How in the World Do You Build Trust?
We are constantly reminded that people hire consultants, freelancers, and independent workers that they trust.
But what is trust? Or a trusted relationship?
As I put pen to paper for this blog, I remembered a conversation I had years ago with a PricewaterhouseCoopers (PwC) partner. After meeting with a client, the partner asked for a few minutes of my time. He was concerned that “I was a little too honest.” He felt I needed to be more aware of what it took to maintain a positive relationship with a client.
I apologized to the client, however the client explained to both of us that it was refreshing to work with someone who was “honest and blunt” because blunt worked best in their organization. She had no concerns what-so-ever and it was her trust in me that led to add-on work.
That day I learned several valuable lessons about trusted relationships.
The first being that I wasn’t too honest; however, my style was too rough. I’m softer now when presenting difficult messages, at least I am most of the time, but I’ve never stopped being honest. Trusting relationships require honesty and being able to deliver the bad news in a manner that does not offend. It was that incident and additional conversations with the PwC partner that helped me realize the words I used impacted my credibility and actions my reliability.
Overtime, my professional and personal experiences as well as books such as The Trusted Advisor by David Maister, The Speed of Trust by Stephen M.R. Covey, and Business Relationships that Last by Ed Wallace impacted how I regard building trusted relationships. Each author’s view on how to earn trust varies slightly but there are common themes starting with the observation that trust is multi-faceted and balances several essential qualities.

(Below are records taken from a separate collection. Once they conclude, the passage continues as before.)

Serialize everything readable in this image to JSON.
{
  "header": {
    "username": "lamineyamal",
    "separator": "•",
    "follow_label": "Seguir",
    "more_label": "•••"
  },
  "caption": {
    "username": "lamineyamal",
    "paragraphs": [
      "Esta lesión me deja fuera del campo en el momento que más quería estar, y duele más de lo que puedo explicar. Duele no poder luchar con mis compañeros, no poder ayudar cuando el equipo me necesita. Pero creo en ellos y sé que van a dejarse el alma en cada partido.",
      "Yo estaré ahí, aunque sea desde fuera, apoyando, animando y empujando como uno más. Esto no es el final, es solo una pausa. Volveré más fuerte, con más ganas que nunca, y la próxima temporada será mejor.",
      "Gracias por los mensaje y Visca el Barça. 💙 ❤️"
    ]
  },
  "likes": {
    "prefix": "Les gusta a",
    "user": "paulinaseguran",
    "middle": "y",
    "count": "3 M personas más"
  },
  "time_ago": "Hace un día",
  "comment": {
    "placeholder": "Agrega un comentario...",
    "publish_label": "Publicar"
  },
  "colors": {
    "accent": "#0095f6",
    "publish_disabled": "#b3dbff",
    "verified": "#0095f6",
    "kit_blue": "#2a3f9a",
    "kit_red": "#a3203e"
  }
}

When someone asks me what I mean by a trust relationship, I fall back on my earlier training and, just like the authors, talk about the multi-faceted aspects, necessary qualities, and the balancing act of a trusting relationship. The balancing act begins with three common everyday behaviors-talking or the use of words and images to convey a thought; actions and how we…